Is 'Piss Christ' a work of art, a deliberate work of blasphemous modern or one of the most emotive pieces of Christian art ever produced?
A group of very upsetÂ Christian protesters have vandalised an exhibit displayed at the Lambert Collection Museum of Contemporary Art, which features a photograph taken by Andres Serrano of Christ submerged in his own urine.
The attack took place not long after more than 800 protesters descended on the exhibition in Avignon temporarily closing the museum which has since reopened with tighter security.
Frederic Mitterand, who is the French culture minister, described the incident as an 'attack on the freedom of creation'.
I wonder what his position would be if there was such an image offered for exhibition with an image of the prophet Prophet Muhammad covered in urine (or General Charles De Gaulle maybe)?
The thinking behind Piss Christ is supposed to be that of a statement regarding the misuse of religion, which wilfully uses Christ's crucifixion as the vehicle to present this statement.
This definitely polarises the intent of the artist towards a blasphemous modern position in the intention behind the work of art.
The work's title 'Piss Christ' also suggests intentional disregard towards the sensitive nature of the subject matter central to the work of art (which it is, even if it is repulsive to the observer).
The influential piece of work, which was made in 1987 and first exhibited in 1989, does have some merit though and I say that as a Christian.
If for a moment as a Christian you disregard the blasphemous modern position of the piece there is actually something quite 'Christian' about the it.
Upon coming across Piss Christ for the first time my initial preconceptions were that of revulsion, however they have changed when placed in the context of the usage of bodily fluids which have been missing from nearly all depictions of Christ on the crucifix.
What Christ endured on the cross was not a sanitised affair.
It was far worse than you can imagine and bodily fluids would have been abundant from faeces, urine, tears, sweat and blood. An altogether horrific image which has never been captured and maybe never should be because the focus for Christians is on the victory in Christ's resurrection and not to dwell on the death.
However the magnitude of Christ's sacrifice has been played down and sanitised in the art world and Christian worship due to the extreme nature of the scourging and crucifixion process.
But maybe this moment of sacrifice needs to be observed for a moment at least in order to take stock of the magnitude of Christ's bodily death before resurrection.
There is a mournful and serene beauty to be observed in Piss Christ and if sweat, tears, faeces and blood were added into the piece it would have possibly added gravitas to it.

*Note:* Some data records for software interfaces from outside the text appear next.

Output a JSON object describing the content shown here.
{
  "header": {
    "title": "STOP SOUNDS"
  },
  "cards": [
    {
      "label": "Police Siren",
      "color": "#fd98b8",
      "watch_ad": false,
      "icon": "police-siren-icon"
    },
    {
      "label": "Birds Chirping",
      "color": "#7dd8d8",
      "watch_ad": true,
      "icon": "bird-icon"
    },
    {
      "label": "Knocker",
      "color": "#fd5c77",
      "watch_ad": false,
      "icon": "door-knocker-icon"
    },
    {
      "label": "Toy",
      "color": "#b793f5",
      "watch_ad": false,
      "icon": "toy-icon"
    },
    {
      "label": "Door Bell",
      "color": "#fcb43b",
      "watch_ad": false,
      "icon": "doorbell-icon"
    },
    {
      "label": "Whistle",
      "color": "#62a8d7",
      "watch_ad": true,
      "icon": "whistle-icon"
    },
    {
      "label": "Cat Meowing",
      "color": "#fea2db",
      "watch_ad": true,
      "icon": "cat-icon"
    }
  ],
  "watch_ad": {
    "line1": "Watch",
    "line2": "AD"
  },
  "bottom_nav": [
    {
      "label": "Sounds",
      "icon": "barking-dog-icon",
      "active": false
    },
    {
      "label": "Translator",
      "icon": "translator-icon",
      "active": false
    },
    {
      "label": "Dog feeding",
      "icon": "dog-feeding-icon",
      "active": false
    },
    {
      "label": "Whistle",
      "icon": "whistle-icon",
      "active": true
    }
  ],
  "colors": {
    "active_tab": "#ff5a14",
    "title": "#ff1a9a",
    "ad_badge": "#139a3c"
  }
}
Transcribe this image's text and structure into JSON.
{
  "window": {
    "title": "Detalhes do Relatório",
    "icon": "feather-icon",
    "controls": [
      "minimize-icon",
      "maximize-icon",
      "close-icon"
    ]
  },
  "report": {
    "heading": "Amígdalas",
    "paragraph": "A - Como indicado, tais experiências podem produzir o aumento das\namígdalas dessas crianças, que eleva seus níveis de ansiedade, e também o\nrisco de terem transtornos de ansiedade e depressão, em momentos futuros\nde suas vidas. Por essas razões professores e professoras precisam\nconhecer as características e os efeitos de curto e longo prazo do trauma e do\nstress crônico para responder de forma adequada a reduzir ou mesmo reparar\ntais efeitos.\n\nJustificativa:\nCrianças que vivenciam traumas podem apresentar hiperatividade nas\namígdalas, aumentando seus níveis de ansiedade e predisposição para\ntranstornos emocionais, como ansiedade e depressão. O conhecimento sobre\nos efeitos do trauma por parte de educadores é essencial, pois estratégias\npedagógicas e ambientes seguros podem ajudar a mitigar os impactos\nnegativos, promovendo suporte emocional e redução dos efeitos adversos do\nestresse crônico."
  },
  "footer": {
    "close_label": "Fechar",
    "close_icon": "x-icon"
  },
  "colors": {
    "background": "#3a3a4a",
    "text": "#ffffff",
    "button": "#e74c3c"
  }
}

But from what I can gather, the intention behind the piece was not one of paying homage to the reality of Christ's gift to mankind, but to degrade it by using it as a medium to express an opinion on religion.
So to summarise Piss Christ I would say it is a great work of art but denigrates the crucifixion and is a possible precursor to blasphemous modern, however as a Christian it made me pause for thought on Christ's bodily death and for that and that alone I am glad to have come across this piece.
I hate to say it but this piece of work has indirectly has a profound impact on the way I, and I'm sure many other Christians, view the cross and probably for the better.
No Christian is going to say "yes I like the idea of an effigy of my saviour covered in urine" because such a piece of art is abhorrent to them and attempting to justify Piss Christ in its current form is almost impossible for Christians. But there is good to be extrapolated from Piss Christ's creation if we look beyond the blasphemy of the creator of this work.